The Plan
The plan, such as it is, is that I've sent the sample book off to a competent DIYer who is going to play around with the readily available materials and modify a few headphones to get a feel for the material's utility. (I'm not going to disclose who it is at this time because I don't want folks bugging him as he noodles around with the fabric.)

Once he's got a handle on how the stuff works, we're going to pick maybe six of fabrics with varying permeability as a range for DIYers to use. Then we will open up a group buy thread (probably on were folks can place an order for a little kit with a couple square feet of each material. My guess is the cost will hoover somewhere around $20-$30 per kit.

It'll take a little while to get sorted, but I'll post again when the group buy is set up. Just wanted you to know this is in the works.

JK's picture

Simply awesome, thanks Tyll !!!

artem_art000's picture

I be in

kejar31's picture

This is cool and all but what is up with that picture on the front of the box lol.... What exactly do acoustic fabric and phones and tablets have in common...

Tyll Hertsens's picture
They're used as dirt protectors for the drivers, and also for acoustic tuning.
kejar31's picture

Oh I understand what the acoustic fabric is for... I was just referring to the pictures on the front of the box... The box shows a picture of a phone and a tablet... not sure how that image reflects on what the product actually is.

Tyll Hertsens's picture lets you guess where most of this stuff is used!
dogears's picture

count me in :) thanks Tyll

AllanMarcus's picture

If TP works well as acoustic fabric, does acoustic fabric work well as TP?


Jim Tavegia's picture

to turn the impossible into to the probable. Nice work.

gibtg's picture
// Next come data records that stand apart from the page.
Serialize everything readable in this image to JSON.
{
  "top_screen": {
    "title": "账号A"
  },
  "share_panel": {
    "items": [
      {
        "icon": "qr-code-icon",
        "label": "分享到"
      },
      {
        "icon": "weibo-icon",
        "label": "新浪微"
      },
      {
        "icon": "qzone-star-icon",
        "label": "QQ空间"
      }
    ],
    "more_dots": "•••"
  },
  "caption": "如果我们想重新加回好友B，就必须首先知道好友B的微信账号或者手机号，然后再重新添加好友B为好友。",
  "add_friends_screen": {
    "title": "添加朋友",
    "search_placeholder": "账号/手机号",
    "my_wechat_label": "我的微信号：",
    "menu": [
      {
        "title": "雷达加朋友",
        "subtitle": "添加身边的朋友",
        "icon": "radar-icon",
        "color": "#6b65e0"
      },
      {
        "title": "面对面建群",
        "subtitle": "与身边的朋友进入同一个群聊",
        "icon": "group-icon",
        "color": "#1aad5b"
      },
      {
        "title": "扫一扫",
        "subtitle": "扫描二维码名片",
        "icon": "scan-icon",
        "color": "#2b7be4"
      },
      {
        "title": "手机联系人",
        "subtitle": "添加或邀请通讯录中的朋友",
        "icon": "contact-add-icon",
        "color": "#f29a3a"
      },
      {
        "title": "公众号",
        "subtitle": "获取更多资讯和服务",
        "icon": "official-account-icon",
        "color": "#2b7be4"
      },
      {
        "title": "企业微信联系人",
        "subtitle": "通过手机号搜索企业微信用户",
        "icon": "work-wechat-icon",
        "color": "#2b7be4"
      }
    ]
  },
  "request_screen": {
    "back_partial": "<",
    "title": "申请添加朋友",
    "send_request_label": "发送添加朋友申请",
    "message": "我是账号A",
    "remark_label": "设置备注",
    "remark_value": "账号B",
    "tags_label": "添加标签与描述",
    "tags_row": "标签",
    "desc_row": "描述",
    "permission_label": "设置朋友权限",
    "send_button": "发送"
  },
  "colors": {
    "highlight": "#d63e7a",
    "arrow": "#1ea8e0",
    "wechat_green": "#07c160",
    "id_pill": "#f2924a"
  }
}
I am absolutely thrilled about this! I'm in! Likely I'll buy multiple kits.

Rmusic's picture

I am sooo in. Tyll, you're an angel from audio heaven.

McLelland's picture

This is practical and useful. I'll look for the eventual buy-in

JBoogie's picture

I have been buying and trying every random material that I can to find decent filters.

luvmusik's picture

Excellent idea to establish a graded standardized reference baseline material in the headphone modder community & manufacturer industry.